Please return all of the data exactly as written.

(Dataset records)
==============================

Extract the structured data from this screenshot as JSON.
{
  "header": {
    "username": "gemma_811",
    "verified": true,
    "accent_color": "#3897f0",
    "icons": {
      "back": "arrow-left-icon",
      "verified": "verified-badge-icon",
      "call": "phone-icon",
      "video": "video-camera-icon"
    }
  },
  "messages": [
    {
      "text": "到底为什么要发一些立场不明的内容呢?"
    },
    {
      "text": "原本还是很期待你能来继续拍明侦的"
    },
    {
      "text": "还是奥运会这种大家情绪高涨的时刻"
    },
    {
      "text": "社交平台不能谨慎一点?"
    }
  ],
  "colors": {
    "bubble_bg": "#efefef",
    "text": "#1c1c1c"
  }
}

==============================

**Response for this exercise**
Extract the structured data from this screenshot as JSON.
{
  "header": {
    "username": "gemma_811",
    "verified": true,
    "accent_color": "#3897f0",
    "icons": {
      "back": "arrow-left-icon",
      "verified": "verified-badge-icon",
      "call": "phone-icon",
      "video": "video-camera-icon"
    }
  },
  "messages": [
    {
      "text": "到底为什么要发一些立场不明的内容呢?"
    },
    {
      "text": "原本还是很期待你能来继续拍明侦的"
    },
    {
      "text": "还是奥运会这种大家情绪高涨的时刻"
    },
    {
      "text": "社交平台不能谨慎一点?"
    }
  ],
  "colors": {
    "bubble_bg": "#efefef",
    "text": "#1c1c1c"
  }
}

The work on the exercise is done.